Effect of Nutritional Plane on Health and Performance in Dairy Calves after Experimental Infection with Cryptosporidium parvum
Keywords:energy requirements, neonatal, dairy calf, milk replacer, nutritional plane, conventional, C. parvum, protozoan, Cryptosporidium parvum
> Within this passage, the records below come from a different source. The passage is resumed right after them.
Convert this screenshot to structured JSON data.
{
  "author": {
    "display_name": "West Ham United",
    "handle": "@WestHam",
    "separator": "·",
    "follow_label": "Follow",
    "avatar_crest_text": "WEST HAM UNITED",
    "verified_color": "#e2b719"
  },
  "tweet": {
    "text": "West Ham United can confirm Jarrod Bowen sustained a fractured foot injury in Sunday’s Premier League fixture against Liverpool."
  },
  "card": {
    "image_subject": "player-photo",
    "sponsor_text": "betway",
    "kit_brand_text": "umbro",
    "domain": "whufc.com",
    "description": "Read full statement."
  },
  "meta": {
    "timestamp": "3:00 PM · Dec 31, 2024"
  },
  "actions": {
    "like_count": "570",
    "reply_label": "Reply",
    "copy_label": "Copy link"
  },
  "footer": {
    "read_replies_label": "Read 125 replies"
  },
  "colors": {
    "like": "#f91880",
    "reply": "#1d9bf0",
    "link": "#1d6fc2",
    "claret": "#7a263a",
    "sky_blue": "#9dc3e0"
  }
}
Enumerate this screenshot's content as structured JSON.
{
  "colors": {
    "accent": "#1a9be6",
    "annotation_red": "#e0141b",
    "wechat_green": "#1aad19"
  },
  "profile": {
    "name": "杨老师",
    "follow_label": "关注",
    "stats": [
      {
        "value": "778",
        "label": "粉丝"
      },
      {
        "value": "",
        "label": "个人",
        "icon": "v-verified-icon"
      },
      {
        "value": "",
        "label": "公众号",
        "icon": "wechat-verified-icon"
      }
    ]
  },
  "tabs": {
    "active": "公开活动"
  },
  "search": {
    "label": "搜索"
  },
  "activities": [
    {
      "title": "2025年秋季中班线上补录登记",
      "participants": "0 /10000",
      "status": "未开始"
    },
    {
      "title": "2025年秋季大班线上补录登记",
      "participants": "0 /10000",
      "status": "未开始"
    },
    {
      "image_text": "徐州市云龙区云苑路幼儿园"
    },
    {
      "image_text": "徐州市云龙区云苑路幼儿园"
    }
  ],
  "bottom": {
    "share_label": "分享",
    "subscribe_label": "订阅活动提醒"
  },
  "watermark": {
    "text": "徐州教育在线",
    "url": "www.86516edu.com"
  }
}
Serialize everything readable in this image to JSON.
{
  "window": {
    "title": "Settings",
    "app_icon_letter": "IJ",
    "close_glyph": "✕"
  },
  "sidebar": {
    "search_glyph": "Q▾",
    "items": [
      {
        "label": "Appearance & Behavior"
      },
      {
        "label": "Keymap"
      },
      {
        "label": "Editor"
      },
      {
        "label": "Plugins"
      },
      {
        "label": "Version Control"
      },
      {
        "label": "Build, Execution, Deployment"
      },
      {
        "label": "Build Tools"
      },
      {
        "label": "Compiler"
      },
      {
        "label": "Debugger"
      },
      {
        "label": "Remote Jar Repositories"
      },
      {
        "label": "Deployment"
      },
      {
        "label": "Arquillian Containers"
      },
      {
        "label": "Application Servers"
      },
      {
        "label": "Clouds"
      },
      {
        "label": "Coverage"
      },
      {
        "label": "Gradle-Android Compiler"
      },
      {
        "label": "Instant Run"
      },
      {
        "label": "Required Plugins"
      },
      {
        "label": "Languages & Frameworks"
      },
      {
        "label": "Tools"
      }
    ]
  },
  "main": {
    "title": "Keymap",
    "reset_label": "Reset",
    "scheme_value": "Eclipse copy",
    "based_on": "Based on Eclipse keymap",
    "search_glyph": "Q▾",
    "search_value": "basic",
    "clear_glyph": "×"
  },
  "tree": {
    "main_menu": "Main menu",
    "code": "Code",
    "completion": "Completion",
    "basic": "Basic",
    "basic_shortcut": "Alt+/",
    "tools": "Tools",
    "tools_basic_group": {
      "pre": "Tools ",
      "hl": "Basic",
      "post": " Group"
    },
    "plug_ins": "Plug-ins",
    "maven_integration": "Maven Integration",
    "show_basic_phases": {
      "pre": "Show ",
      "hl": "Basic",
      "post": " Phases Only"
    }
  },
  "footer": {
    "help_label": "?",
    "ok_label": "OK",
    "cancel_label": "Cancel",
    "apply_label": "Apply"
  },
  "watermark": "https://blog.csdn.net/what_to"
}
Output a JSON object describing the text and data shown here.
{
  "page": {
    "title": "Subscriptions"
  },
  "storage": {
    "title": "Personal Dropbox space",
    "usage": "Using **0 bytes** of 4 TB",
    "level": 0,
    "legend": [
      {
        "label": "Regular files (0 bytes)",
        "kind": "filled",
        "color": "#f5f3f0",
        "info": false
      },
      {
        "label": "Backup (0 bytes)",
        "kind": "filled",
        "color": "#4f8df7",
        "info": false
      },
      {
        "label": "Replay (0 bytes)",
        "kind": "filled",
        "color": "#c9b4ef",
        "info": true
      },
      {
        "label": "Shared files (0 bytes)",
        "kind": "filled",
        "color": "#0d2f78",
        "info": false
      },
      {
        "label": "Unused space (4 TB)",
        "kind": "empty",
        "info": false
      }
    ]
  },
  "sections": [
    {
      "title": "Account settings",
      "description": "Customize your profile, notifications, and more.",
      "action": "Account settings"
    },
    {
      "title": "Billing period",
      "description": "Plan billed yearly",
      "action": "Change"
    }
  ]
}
Neonatal dairy calf maintenance energy requirements are approximately 1.6 Meal metabolizable energy (ME)/d at thermoneutral temperatures. Historically used milk replacer feeding regimens (e.g. 2 quarts ofreconstituted solids twice per day) provide approximately 2.2 Meal ME/d. Considering the abundance of environmental and pathogenic challenges faced by neonatal calves, these conventional feeding programs provide little energy reserves for maintaining body temperature, mounting immune responses, and growing at expected rates of 1.1 to 2.0 lb/d (0.5 to 0.9 kg/d). Cryptosporidium parvum, an enteric protozoan, is an almost ubiquitous infectious stressor of neonatal dairy calves. Infection by this organism is difficult to prevent and treat. As it is a zoonotic parasite, a few oocysts may infect and cause disease in naive people, and infections are a severe health risk in the immunocompromised. The objective of this study was to evaluate the effect of conventional nutritional plane versus a higher nutritional plane on the health and performance of dairy calves after experimental infection with C. parvum.